▶ What to do
Check each line of the entries for "your" and report the ones that have it.

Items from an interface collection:
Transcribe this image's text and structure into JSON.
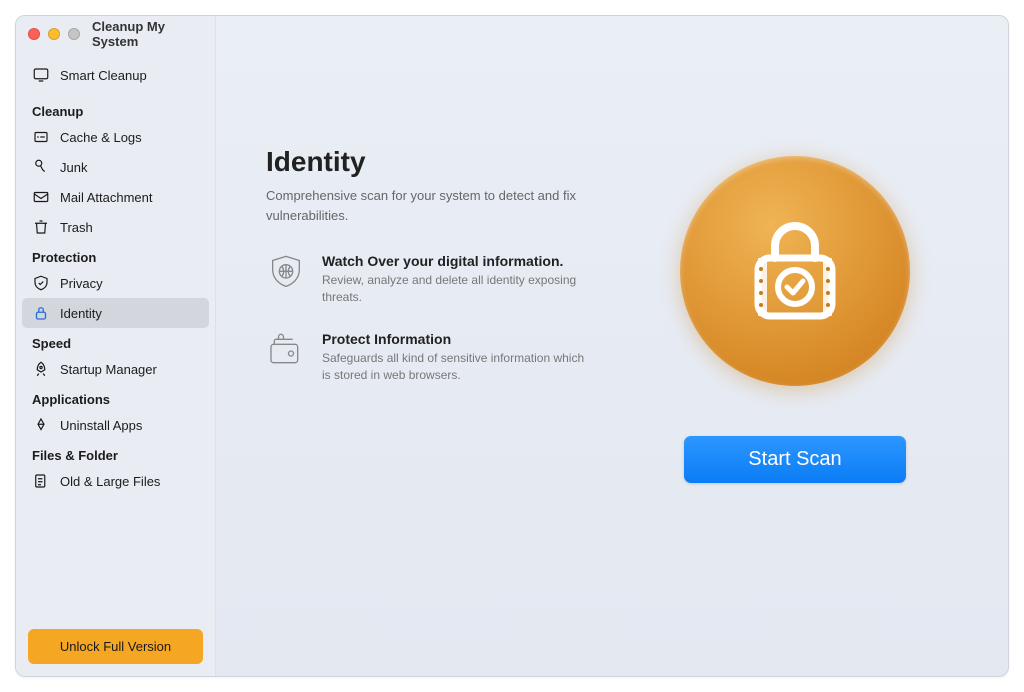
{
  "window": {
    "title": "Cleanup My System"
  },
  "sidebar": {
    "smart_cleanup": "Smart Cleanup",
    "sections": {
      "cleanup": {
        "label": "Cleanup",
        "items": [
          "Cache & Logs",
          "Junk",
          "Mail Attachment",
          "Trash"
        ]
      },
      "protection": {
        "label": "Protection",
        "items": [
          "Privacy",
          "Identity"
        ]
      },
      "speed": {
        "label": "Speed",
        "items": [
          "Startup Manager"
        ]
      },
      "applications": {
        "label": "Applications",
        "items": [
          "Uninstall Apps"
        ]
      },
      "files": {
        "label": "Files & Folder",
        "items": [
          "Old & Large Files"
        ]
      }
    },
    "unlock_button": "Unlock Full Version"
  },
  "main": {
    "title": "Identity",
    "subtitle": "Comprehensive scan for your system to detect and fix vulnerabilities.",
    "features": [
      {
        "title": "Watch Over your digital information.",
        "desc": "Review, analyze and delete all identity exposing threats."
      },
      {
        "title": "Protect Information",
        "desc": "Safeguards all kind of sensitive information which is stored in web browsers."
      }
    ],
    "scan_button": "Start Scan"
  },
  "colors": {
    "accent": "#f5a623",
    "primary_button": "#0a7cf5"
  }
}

▶ Completed task
    "subtitle": "Comprehensive scan for your system to detect and fix vulnerabilities.",
        "title": "Watch Over your digital information.",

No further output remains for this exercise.